At Suurbrak, Craig got rid of his Camelbak, and had one bottle to ride to the finish with. Unfortunately we had no idea how far the finish was from that watrepoint, or what the route was like. We couldn't be that far from Swellendam? We made good progress out of Suurbrak, with Craig climbing quite well. As is customary in the Epic, there is no such thing as an easy finish, and just when we thought we were going to be heading towards the finish, we went in the opposite direction into the forested hills above Swellendam. By now, the temperature had climbed to the upper 30's, and Craig and his one bottle of water were taking strain. We were faced with a series of short steep hills that really killed the legs. Even I was suffering, and had to be rather nasty and turn down a request from Craig for a pull up a hill.

A couple more torturous uphills awaited us, and I me lost my sense of humour with some spectators who told us we were "nearly at the top", only to be faced with several more short climbs. When a farmer told us were were on the last climb of the day I asked him if he was lying to us. Turns out farmers don't lie, and we had a nice downhill into town, and across the finish line.

Halfway - four down, four to go.

Epic partners

The roadie and his recovery drink

The rest of the day was spent doing the usual post race stuff, and we found a nice spot in the shade to laze about in. Before long, our spot had been converted into a field hospital with Yolanda dressing wounds (mine) and attending to saddle sores (strangers). She quickly got a bit of a reputation and very soon had several strange men showing her parts of their bums that I prefer not to think about. But she was in her element. It is amazing how people are prepared to sacrifice dignity for comfort.

The nurse having a great time

And another bum

After a good dinner we headed off to bed, where I got to hear about Johan and his partner's tales of day 4. Johan and partner were our tent neighbours that night, and insisted on having a conversation at full volume with from their separate tents. Not even my earplugs could drown them out. But eventually the sleeping tablet kicked in, and I nodded off to sleep.

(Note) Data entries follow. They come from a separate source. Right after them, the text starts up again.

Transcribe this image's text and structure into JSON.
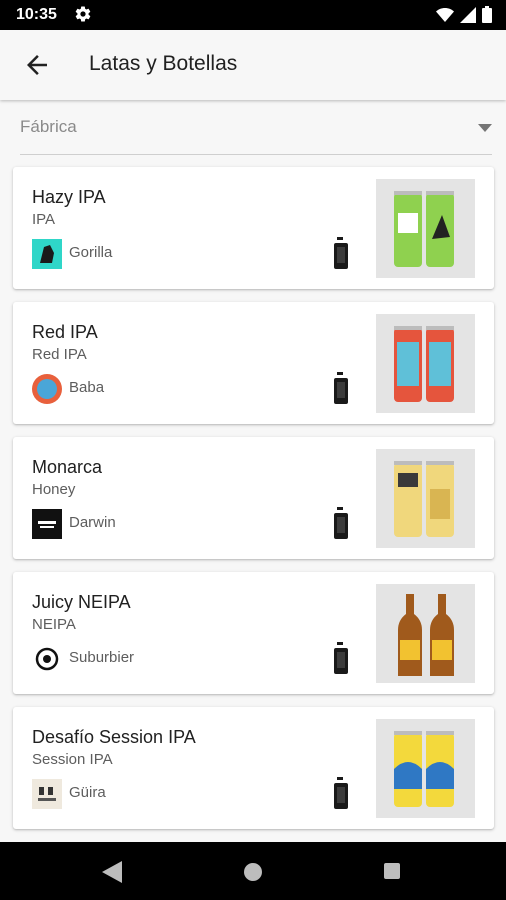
{
  "status_bar": {
    "time": "10:35"
  },
  "app_bar": {
    "title": "Latas y Botellas"
  },
  "filter": {
    "label": "Fábrica"
  },
  "items": [
    {
      "name": "Hazy IPA",
      "style": "IPA",
      "brewery": "Gorilla",
      "container": "can-icon"
    },
    {
      "name": "Red IPA",
      "style": "Red IPA",
      "brewery": "Baba",
      "container": "can-icon"
    },
    {
      "name": "Monarca",
      "style": "Honey",
      "brewery": "Darwin",
      "container": "can-icon"
    },
    {
      "name": "Juicy NEIPA",
      "style": "NEIPA",
      "brewery": "Suburbier",
      "container": "can-icon"
    },
    {
      "name": "Desafío Session IPA",
      "style": "Session IPA",
      "brewery": "Güira",
      "container": "can-icon"
    }
  ],
  "colors": {
    "background": "#f7f7f7",
    "card": "#ffffff",
    "text_primary": "#212121",
    "text_secondary": "#5d5d5d"
  }
}
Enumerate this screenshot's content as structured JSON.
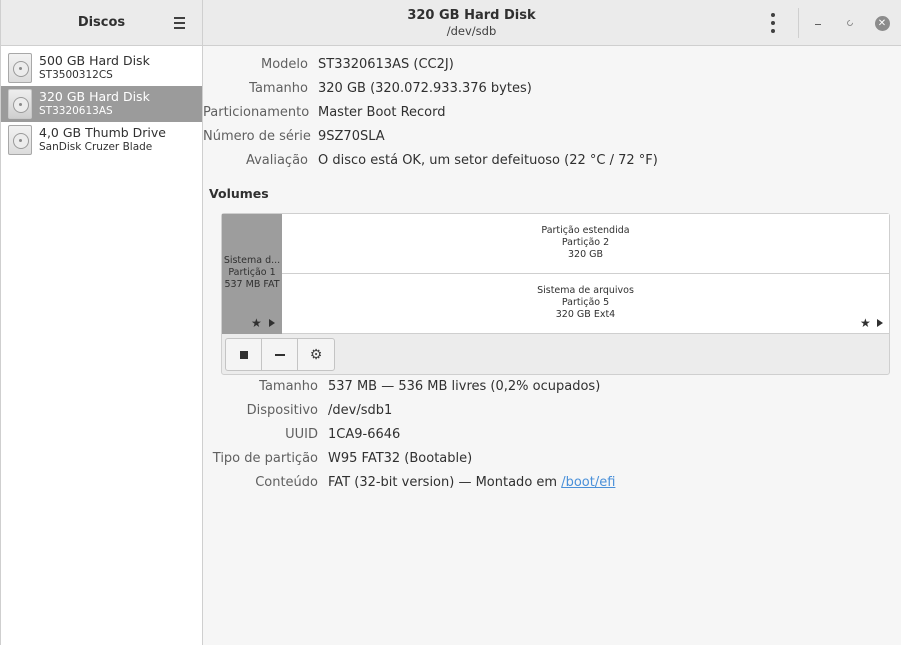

Post stage relaxation of a different sort

STG 4 94. Cat, 128. GC